* What to produce: Every line from the one bearing "Serialize everything readable" through the last line of the entries should be printed exactly, with no other output.

*** Given data Section Begins ***

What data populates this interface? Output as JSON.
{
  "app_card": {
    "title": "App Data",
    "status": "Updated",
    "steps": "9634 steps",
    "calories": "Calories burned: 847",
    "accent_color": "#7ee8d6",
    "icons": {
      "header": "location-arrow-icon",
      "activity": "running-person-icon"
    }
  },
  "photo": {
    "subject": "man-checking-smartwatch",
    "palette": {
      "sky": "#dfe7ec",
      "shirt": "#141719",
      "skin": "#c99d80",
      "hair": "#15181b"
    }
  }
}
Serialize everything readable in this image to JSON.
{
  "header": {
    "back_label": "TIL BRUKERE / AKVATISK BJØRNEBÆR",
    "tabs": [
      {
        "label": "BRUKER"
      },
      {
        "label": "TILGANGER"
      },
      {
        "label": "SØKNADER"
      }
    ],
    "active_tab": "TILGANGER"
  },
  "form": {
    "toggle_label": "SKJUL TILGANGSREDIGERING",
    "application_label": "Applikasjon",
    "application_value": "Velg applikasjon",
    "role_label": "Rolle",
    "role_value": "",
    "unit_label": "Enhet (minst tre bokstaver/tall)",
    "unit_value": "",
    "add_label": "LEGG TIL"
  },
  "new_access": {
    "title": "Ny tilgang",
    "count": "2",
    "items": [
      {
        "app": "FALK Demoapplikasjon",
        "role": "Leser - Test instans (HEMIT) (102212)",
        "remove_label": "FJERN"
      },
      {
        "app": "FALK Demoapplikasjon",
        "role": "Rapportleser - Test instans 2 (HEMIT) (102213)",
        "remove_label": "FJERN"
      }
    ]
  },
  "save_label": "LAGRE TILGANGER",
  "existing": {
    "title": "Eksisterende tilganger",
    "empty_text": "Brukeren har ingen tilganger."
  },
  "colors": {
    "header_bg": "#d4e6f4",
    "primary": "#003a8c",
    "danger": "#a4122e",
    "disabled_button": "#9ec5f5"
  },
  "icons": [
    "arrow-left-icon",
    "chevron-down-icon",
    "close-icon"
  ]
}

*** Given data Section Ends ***

* Written response:
Serialize everything readable in this image to JSON.
{
  "header": {
    "back_label": "TIL BRUKERE / AKVATISK BJØRNEBÆR",
    "tabs": [
      {
        "label": "BRUKER"
      },
      {
        "label": "TILGANGER"
      },
      {
        "label": "SØKNADER"
      }
    ],
    "active_tab": "TILGANGER"
  },
  "form": {
    "toggle_label": "SKJUL TILGANGSREDIGERING",
    "application_label": "Applikasjon",
    "application_value": "Velg applikasjon",
    "role_label": "Rolle",
    "role_value": "",
    "unit_label": "Enhet (minst tre bokstaver/tall)",
    "unit_value": "",
    "add_label": "LEGG TIL"
  },
  "new_access": {
    "title": "Ny tilgang",
    "count": "2",
    "items": [
      {
        "app": "FALK Demoapplikasjon",
        "role": "Leser - Test instans (HEMIT) (102212)",
        "remove_label": "FJERN"
      },
      {
        "app": "FALK Demoapplikasjon",
        "role": "Rapportleser - Test instans 2 (HEMIT) (102213)",
        "remove_label": "FJERN"
      }
    ]
  },
  "save_label": "LAGRE TILGANGER",
  "existing": {
    "title": "Eksisterende tilganger",
    "empty_text": "Brukeren har ingen tilganger."
  },
  "colors": {
    "header_bg": "#d4e6f4",
    "primary": "#003a8c",
    "danger": "#a4122e",
    "disabled_button": "#9ec5f5"
  },
  "icons": [
    "arrow-left-icon",
    "chevron-down-icon",
    "close-icon"
  ]
}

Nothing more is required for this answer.